╭─ Entries supplied

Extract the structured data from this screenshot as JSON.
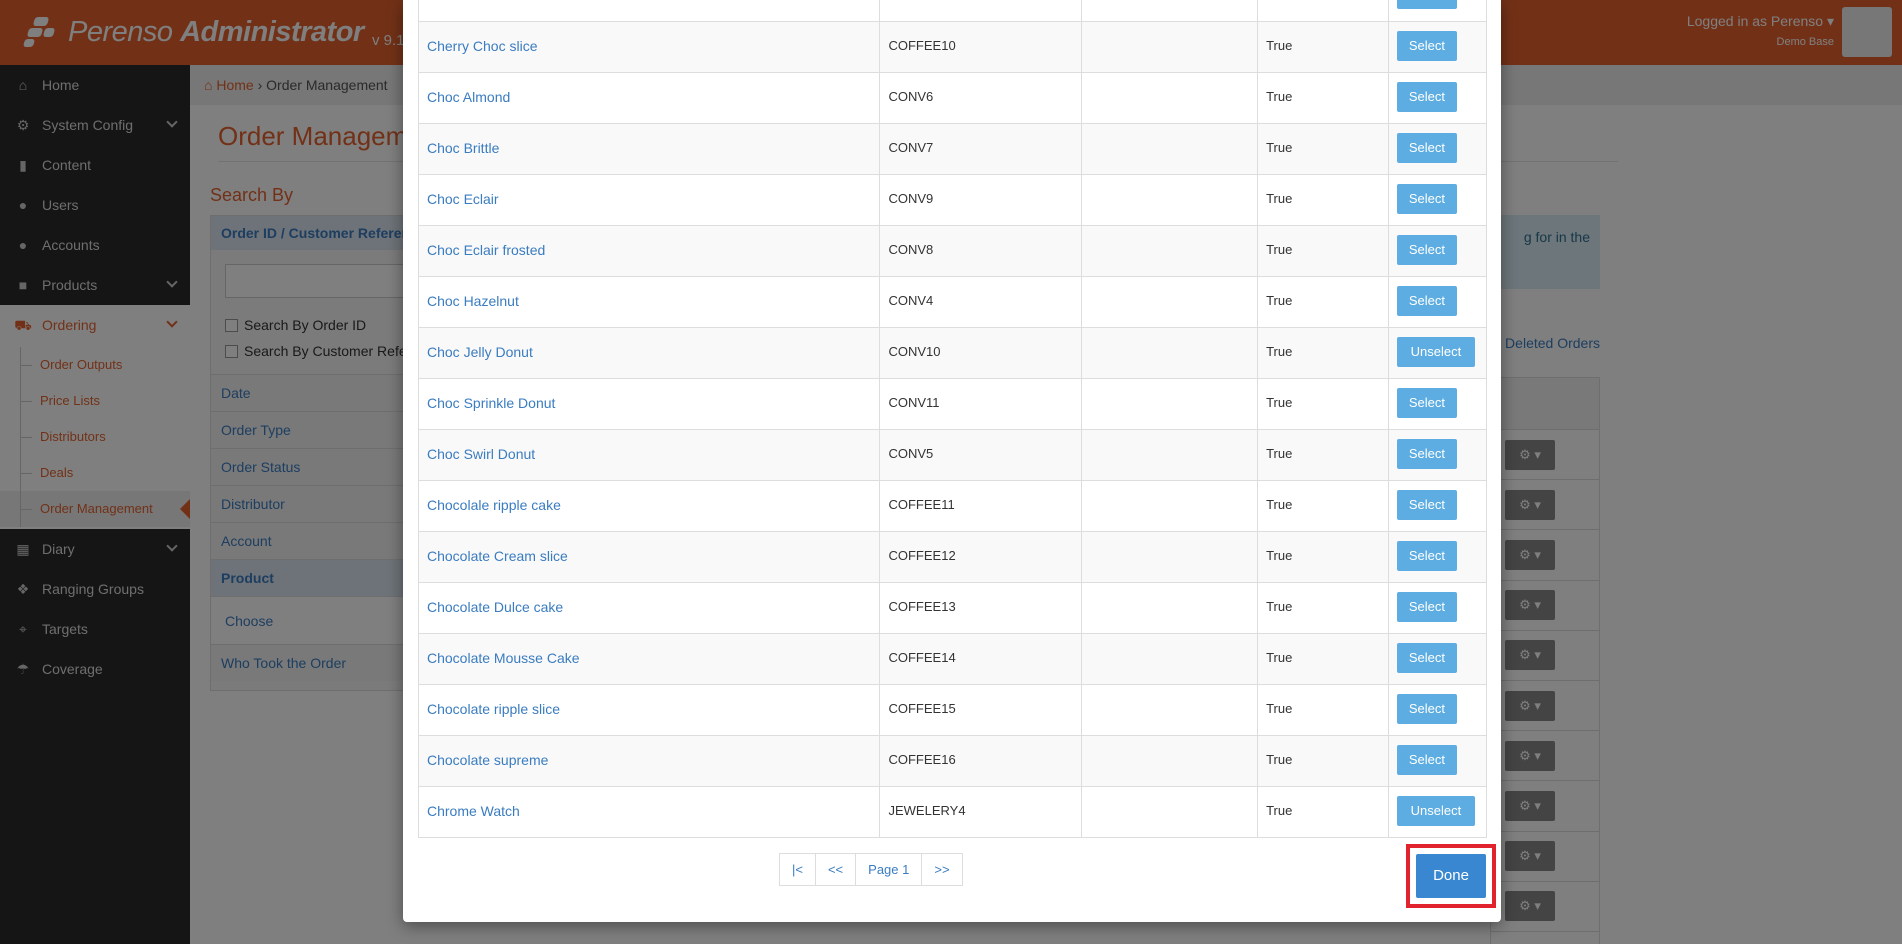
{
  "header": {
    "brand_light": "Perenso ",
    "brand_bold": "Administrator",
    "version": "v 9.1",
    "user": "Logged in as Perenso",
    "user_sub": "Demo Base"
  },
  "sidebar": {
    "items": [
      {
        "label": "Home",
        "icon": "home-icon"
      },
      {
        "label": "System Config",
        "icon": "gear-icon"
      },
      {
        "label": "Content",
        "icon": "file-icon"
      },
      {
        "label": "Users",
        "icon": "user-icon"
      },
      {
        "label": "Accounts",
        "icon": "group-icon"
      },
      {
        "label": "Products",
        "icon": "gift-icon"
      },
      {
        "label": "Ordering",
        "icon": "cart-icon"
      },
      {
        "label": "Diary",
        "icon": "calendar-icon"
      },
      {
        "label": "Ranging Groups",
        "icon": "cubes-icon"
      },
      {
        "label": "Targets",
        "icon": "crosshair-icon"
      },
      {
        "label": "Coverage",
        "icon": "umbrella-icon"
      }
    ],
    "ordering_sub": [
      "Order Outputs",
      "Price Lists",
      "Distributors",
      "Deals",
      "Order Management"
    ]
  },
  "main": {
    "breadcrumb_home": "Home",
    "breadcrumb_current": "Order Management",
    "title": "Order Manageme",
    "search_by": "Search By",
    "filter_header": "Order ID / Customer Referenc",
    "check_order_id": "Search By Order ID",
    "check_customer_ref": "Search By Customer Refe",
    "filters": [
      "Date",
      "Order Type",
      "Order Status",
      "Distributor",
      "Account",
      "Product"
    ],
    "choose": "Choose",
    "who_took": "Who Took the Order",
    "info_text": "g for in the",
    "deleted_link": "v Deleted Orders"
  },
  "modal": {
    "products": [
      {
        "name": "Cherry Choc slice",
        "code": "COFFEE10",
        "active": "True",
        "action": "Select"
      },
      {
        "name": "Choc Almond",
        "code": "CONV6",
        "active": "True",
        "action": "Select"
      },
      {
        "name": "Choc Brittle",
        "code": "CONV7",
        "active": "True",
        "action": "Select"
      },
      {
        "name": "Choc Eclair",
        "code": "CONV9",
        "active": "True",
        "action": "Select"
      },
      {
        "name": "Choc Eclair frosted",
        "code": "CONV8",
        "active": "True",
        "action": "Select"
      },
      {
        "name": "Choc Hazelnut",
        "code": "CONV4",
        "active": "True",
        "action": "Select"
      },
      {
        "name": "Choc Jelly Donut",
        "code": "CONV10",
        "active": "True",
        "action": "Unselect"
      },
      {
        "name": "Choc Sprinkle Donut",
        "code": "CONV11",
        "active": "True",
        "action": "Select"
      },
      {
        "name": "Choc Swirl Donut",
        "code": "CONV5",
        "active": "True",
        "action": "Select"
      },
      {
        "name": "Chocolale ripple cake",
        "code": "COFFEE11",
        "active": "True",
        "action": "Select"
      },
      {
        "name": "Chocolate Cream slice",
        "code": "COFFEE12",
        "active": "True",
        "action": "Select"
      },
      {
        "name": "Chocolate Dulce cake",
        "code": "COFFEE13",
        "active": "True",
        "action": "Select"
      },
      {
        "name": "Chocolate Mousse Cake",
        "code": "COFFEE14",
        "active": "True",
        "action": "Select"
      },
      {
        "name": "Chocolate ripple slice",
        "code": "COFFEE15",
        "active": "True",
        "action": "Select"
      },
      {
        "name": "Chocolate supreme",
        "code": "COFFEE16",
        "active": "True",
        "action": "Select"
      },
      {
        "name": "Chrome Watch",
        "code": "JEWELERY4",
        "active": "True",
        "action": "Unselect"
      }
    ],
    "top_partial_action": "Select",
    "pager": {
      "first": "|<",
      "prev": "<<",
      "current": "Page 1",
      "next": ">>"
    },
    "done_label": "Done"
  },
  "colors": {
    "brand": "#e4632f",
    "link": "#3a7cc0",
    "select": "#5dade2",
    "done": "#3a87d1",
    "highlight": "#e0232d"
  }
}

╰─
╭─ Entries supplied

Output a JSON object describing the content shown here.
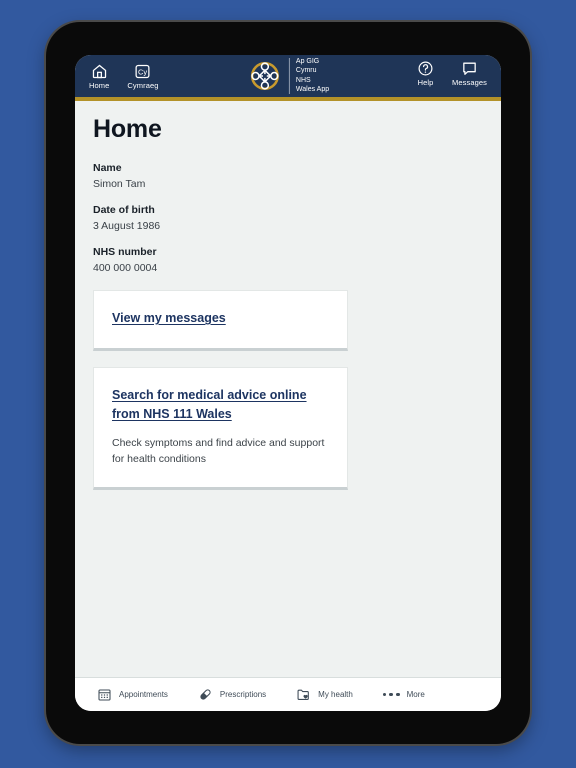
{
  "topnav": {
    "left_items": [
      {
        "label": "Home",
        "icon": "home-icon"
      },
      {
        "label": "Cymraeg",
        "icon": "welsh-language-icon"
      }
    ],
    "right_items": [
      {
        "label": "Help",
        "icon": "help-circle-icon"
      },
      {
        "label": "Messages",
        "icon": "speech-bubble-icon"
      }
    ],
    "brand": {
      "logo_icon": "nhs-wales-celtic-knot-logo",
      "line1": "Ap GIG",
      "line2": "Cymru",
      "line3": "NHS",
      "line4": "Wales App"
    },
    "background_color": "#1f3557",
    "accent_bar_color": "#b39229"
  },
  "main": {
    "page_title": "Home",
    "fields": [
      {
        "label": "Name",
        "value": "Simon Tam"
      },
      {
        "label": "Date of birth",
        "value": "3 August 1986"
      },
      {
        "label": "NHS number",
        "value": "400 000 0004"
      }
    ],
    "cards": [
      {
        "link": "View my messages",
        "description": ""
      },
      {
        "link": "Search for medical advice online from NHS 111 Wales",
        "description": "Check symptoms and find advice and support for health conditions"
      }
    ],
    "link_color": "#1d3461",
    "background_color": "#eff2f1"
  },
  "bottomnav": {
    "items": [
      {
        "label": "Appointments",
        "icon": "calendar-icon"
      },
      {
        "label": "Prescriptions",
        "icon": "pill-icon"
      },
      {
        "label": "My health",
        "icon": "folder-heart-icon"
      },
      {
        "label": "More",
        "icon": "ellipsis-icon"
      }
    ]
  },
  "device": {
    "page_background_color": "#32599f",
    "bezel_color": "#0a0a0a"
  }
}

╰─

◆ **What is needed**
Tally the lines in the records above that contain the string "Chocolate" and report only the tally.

◆ **Result of the exercise**
5